PANICKED drivers have been swarming the remaining petrol stations in the Cotswolds that have not run out of fuel.
Queues at the Tesco filling station in Cirencester have been backed up to the McDonald's roundabout since a tanker delivery at around 5pm, with many drivers filling up jerry cans to stockpile on fuel.
The supermarket’s filling station ran out of both diesel and unleaded petrol earlier today because of the demand from drivers.
And it is a similar situation across the Cotswolds, with reports of filling stations near Cricklade, Fairford and Moreton-in-Marsh having to turn people away.
In Tetbury it was reported that police officers were directing the queuing traffic to help prevent any accidents.
The dash comes after government ministers told the nation to top up their fuel tanks in case of a tanker drivers’ strike.
“It’s a case of do as the others and don’t get caught out.”Anthea Saunders
This is despite the fact that a strike has not yet been announced and unions must give seven days notice before action can take place.
Unite's drivers, who deliver fuel to supermarkets such as Tesco and Sainsbury's along with Shell and Esso garages, have called for minimum standards for pay, hours, holiday and redundancy.
A tanker driver, who did not want to be named, said it would be unlikely that the Easter bank holiday weekend would now be affected because of the notice required.
But that has not stopped thousands of motorists from panic buying across the district.

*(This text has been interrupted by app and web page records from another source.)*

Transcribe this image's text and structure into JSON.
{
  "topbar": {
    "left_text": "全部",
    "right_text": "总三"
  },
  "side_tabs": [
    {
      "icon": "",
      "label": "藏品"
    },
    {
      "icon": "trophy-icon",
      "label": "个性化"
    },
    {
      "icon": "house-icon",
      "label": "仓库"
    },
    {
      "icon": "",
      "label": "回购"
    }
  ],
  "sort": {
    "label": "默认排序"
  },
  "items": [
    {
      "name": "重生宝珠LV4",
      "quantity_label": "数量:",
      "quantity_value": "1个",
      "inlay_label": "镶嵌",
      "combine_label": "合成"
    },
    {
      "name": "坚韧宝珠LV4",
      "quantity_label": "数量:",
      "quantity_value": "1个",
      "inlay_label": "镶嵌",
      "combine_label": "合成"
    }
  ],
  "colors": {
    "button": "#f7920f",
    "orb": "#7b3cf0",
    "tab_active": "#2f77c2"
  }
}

Barber Tommy Hill, from Cirencester, had planned to fill up tomorrow but was worried garages might run dry before then.
“With everyone else panic buying like idiots, I thought I better come today instead. Everywhere else I’ve been to has run out. This is definitely because of the government being irresponsible.”

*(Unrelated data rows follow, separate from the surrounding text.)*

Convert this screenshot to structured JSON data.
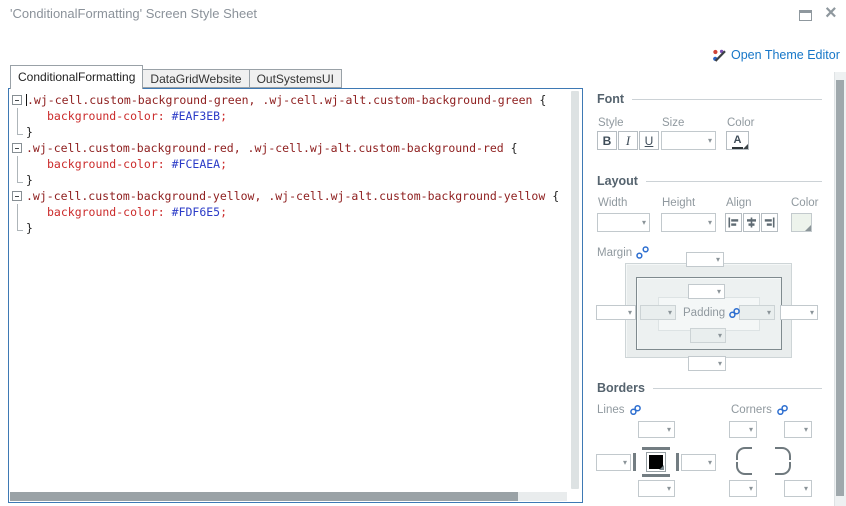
{
  "window": {
    "title": "'ConditionalFormatting' Screen Style Sheet",
    "controls": {
      "close_glyph": "×"
    }
  },
  "toolbar": {
    "open_theme_editor_label": "Open Theme Editor"
  },
  "tabs": [
    {
      "label": "ConditionalFormatting",
      "active": true
    },
    {
      "label": "DataGridWebsite",
      "active": false
    },
    {
      "label": "OutSystemsUI",
      "active": false
    }
  ],
  "editor": {
    "language": "css",
    "rules": [
      {
        "selector": ".wj-cell.custom-background-green, .wj-cell.wj-alt.custom-background-green",
        "open_brace": "{",
        "property": "background-color:",
        "value": "#EAF3EB",
        "semicolon": ";",
        "close_brace": "}"
      },
      {
        "selector": ".wj-cell.custom-background-red, .wj-cell.wj-alt.custom-background-red",
        "open_brace": "{",
        "property": "background-color:",
        "value": "#FCEAEA",
        "semicolon": ";",
        "close_brace": "}"
      },
      {
        "selector": ".wj-cell.custom-background-yellow, .wj-cell.wj-alt.custom-background-yellow",
        "open_brace": "{",
        "property": "background-color:",
        "value": "#FDF6E5",
        "semicolon": ";",
        "close_brace": "}"
      }
    ]
  },
  "panel": {
    "font": {
      "title": "Font",
      "style_label": "Style",
      "size_label": "Size",
      "color_label": "Color",
      "bold_label": "B",
      "italic_label": "I",
      "underline_label": "U",
      "font_color_glyph": "A"
    },
    "layout": {
      "title": "Layout",
      "width_label": "Width",
      "height_label": "Height",
      "align_label": "Align",
      "color_label": "Color"
    },
    "spacing": {
      "margin_label": "Margin",
      "padding_label": "Padding"
    },
    "borders": {
      "title": "Borders",
      "lines_label": "Lines",
      "corners_label": "Corners"
    }
  },
  "icons": {
    "open_theme_editor": "palette-pen-icon",
    "margin_link": "broken-chain-icon",
    "padding_link": "chain-icon",
    "lines_link": "chain-icon",
    "corners_link": "chain-icon",
    "dropdown_arrow": "▾"
  },
  "colors": {
    "link_blue": "#1777c8",
    "editor_focus_border": "#3e79b4",
    "code_selector": "#8f2020",
    "code_property": "#cb2b2b",
    "code_value": "#2b3bc7",
    "green_rule_value": "#EAF3EB",
    "red_rule_value": "#FCEAEA",
    "yellow_rule_value": "#FDF6E5"
  }
}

A concerned driver from Oaksey said he had no choice but to fill up two 5 litre jerry cans with diesel, in addition to his own tank. The cans were for his wife’s car, which ran dry before she could find a garage that still had fuel left.
“It’s a ridiculous situation,” he said, “I’m having to do this because otherwise my wife won’t be able to get to work in Abingdon tomorrow.”
Sisters Caroline and Anthea Saunders, from Cirencester, also joined the queue with so many others because they depend on fuel to keep their cleaning business going. They were not prepared to be left high and dry.
“We’re self employed - so no petrol, no work, no money,” Anthea said. “It’s a case of do as the others and don’t get caught out.”